AEMO last week released a report which forecasted a supply “gap” on the east coast gas market of up to 33 petajoules on assumptions that the three Queensland LGN ventures exported all their uncontracted gas this year. The report warned of a risk of a gas shortfall in the southern states this winter unless the LNG exporters in Gladstone diverted shipments from export to domestic customers.
Santos’ GLNG joint venture has spoken out against the winter gas shortfall forecasted by AEMO saying that Queensland’s three LNG ventures have committed to make available all the domestic gas expected to be needed this year. AEMO’s forecast did not account for the ventures move to supply an additional 100 terajoules a day of gas this winter.
The joint venture said it had sold more than 15 petajoules of gas to wholesalers, retailers and power generators which will deliver gas between May and September “to alleviate critical peak winter demand in east coast gas and electricity markets”.

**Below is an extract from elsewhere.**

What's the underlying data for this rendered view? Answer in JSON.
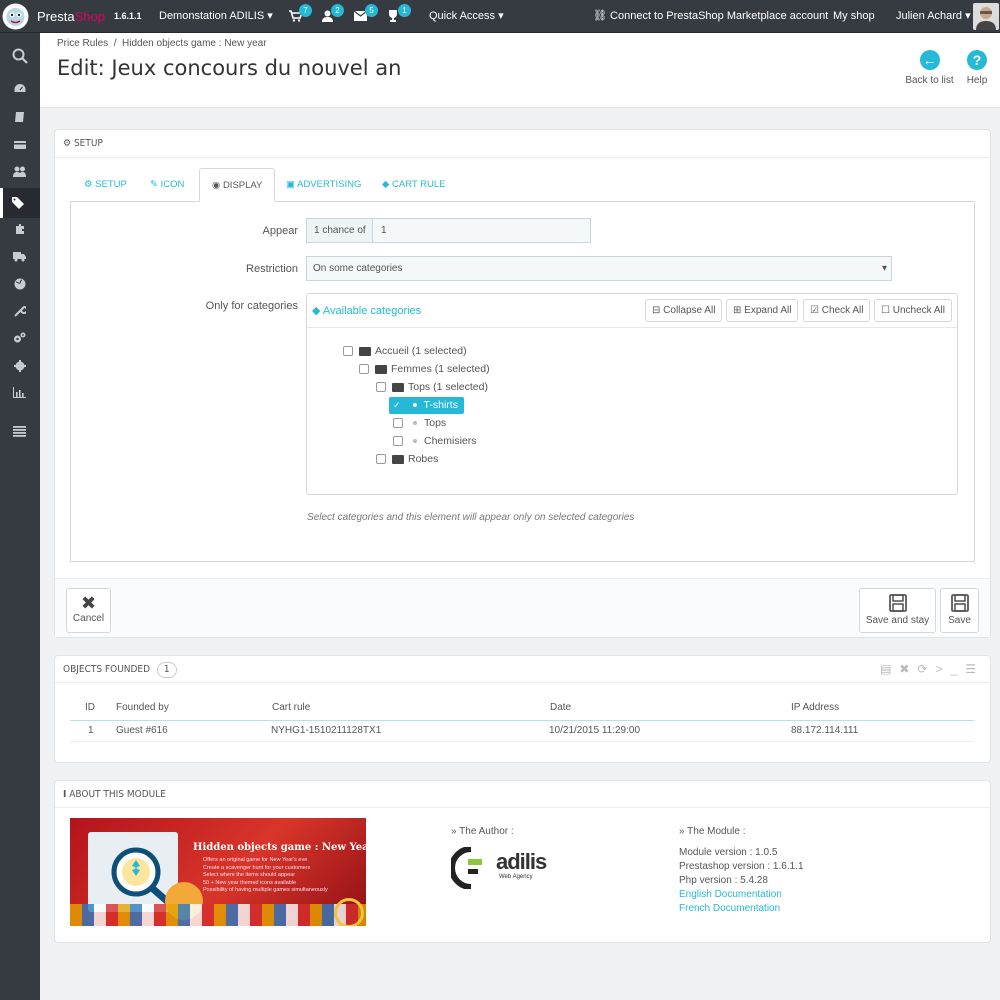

GLNG also said AEMO’s data was based on forecasts and the other two Queensland LGN ventures had offered more than 20 petajoules of domestic gas for sale, and there has been no spot LNG export from Gladstone in 2023.

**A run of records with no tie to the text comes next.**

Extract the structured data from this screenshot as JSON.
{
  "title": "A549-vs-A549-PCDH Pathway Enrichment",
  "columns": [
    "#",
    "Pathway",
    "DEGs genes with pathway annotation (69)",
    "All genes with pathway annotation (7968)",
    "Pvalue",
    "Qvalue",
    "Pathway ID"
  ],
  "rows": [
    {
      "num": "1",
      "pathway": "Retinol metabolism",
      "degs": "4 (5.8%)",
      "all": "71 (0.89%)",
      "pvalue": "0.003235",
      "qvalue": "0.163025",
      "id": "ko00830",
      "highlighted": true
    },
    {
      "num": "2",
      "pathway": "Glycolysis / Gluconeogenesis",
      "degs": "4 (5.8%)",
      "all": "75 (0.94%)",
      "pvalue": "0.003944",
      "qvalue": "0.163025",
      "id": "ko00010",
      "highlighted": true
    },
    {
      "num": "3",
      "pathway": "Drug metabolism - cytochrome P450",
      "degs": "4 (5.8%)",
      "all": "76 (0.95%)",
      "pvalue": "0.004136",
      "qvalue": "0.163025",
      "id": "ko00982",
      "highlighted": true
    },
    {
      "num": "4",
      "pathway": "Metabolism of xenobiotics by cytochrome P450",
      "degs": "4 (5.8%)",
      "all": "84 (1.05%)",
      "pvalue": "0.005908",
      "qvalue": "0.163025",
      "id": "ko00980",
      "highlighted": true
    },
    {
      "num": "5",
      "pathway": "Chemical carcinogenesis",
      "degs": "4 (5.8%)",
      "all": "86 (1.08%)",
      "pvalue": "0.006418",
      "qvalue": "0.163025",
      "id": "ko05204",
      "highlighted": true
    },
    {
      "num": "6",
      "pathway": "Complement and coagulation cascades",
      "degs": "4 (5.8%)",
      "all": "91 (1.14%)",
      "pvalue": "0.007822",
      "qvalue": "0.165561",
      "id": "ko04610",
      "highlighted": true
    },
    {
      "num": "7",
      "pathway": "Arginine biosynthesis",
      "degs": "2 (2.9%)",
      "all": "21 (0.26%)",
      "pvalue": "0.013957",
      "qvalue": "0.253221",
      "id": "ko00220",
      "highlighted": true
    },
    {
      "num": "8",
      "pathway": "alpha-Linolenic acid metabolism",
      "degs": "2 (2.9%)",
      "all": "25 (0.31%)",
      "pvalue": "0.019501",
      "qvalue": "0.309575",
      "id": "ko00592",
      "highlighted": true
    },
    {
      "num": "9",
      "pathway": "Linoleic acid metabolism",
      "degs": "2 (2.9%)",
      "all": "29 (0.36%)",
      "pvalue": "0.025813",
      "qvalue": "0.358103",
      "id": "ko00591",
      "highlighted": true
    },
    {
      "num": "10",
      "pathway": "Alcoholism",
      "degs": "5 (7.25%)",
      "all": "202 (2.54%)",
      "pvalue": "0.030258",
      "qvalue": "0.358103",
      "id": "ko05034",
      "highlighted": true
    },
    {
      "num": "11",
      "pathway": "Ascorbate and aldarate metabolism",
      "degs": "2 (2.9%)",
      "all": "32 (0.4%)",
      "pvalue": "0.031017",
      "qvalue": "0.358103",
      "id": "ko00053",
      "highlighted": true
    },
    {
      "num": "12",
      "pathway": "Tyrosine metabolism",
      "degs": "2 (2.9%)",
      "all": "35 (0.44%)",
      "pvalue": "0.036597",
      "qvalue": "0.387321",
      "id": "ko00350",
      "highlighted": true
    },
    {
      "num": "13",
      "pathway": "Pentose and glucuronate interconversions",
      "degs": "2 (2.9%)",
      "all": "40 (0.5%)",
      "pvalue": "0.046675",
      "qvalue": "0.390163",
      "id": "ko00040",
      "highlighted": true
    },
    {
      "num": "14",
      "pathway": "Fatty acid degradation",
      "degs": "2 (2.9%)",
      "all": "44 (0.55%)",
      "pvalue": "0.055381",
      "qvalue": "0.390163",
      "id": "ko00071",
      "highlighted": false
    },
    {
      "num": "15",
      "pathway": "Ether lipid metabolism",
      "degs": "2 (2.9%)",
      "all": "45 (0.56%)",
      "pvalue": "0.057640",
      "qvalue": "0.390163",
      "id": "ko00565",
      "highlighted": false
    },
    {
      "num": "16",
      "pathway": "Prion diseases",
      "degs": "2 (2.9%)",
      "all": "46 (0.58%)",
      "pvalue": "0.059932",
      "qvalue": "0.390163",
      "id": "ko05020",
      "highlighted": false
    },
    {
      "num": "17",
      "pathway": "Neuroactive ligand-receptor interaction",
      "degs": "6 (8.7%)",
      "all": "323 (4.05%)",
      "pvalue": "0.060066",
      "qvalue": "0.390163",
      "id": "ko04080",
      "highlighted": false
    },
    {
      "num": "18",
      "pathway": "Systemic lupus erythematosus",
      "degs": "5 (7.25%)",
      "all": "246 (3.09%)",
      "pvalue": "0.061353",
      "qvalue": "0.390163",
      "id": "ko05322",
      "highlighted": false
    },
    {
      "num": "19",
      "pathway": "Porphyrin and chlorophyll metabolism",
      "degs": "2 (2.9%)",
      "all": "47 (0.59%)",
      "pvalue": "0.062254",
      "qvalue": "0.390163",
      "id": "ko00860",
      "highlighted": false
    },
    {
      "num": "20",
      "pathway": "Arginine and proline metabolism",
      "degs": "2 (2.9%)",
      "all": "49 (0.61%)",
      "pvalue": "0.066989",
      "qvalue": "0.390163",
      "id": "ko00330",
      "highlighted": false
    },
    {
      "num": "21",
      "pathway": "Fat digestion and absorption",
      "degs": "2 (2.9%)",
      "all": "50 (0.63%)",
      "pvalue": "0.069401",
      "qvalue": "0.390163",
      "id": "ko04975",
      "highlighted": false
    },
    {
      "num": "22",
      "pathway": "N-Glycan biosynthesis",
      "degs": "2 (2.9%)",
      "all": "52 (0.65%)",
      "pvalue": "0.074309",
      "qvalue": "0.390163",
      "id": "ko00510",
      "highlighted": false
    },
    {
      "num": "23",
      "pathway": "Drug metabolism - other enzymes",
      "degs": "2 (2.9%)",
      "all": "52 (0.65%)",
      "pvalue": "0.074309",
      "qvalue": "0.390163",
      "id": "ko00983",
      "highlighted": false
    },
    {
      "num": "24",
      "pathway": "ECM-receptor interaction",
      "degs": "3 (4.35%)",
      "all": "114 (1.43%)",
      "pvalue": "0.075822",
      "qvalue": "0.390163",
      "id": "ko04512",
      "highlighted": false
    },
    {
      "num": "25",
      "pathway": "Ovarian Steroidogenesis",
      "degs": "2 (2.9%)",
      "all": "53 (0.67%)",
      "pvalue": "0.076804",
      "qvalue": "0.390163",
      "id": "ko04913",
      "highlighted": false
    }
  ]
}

The GLNG chief executive Stephen Harty commented taking all those factors in consideration, “it looks like any potential shortfall has already been fully mitigated.”
On April 1st the Federal Resources Minister is due to start deciding whether to curb LGN exports from Gladstone on a quarterly basis if required to avoid shortfalls in the domestic market.

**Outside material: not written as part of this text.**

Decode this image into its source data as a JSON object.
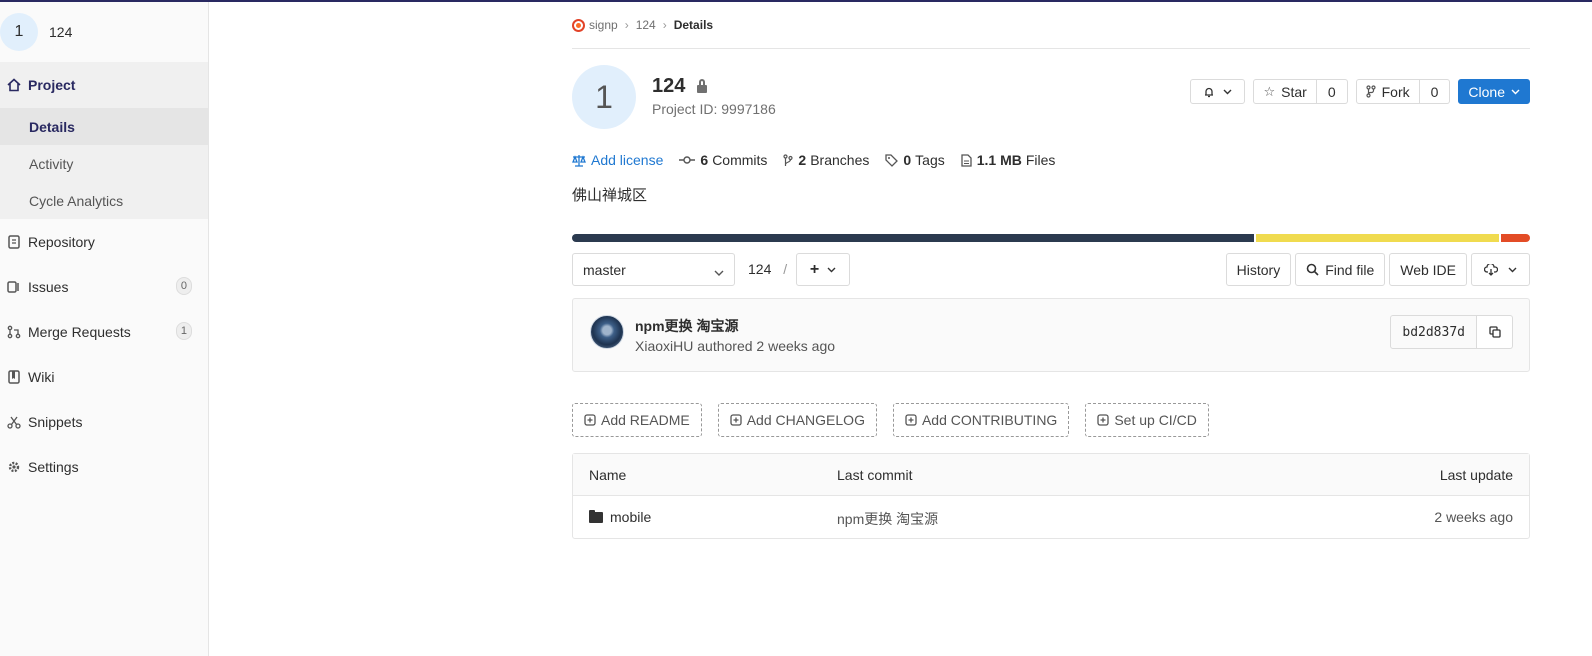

The reform of the Australian Domestic Gas Security Mechanism (ADGSM) has Queensland LNG exporters and their customers in Asia concerned due to the volumes of gas that Asian nations rely on.
AEMO’s report again has called upon the Albanese government to match support, it has voiced for the role of gas through the energy transition with policy measures. Which would encourage investment in the development of gas resources.
Despite this, the cap implemented on wholesale gas prices and proposed ongoing regulation through “reasonable pricing” provisions on the east coast market has caused gas producers to put several investments in proposed projects on hold. The rules are to be included within the mandatory code of conduct which is expected to be released within the coming weeks.
Industry gas executives are currently arguing for some relaxation of the rules to allow new projects that are needed to meet demand to go ahead, and that barriers to new gas supply investment are removed on the east coast as more gas supply is needed over the coming years. Victoria and NSW state governments are also under pressure to relax restrictions on onshore gas development.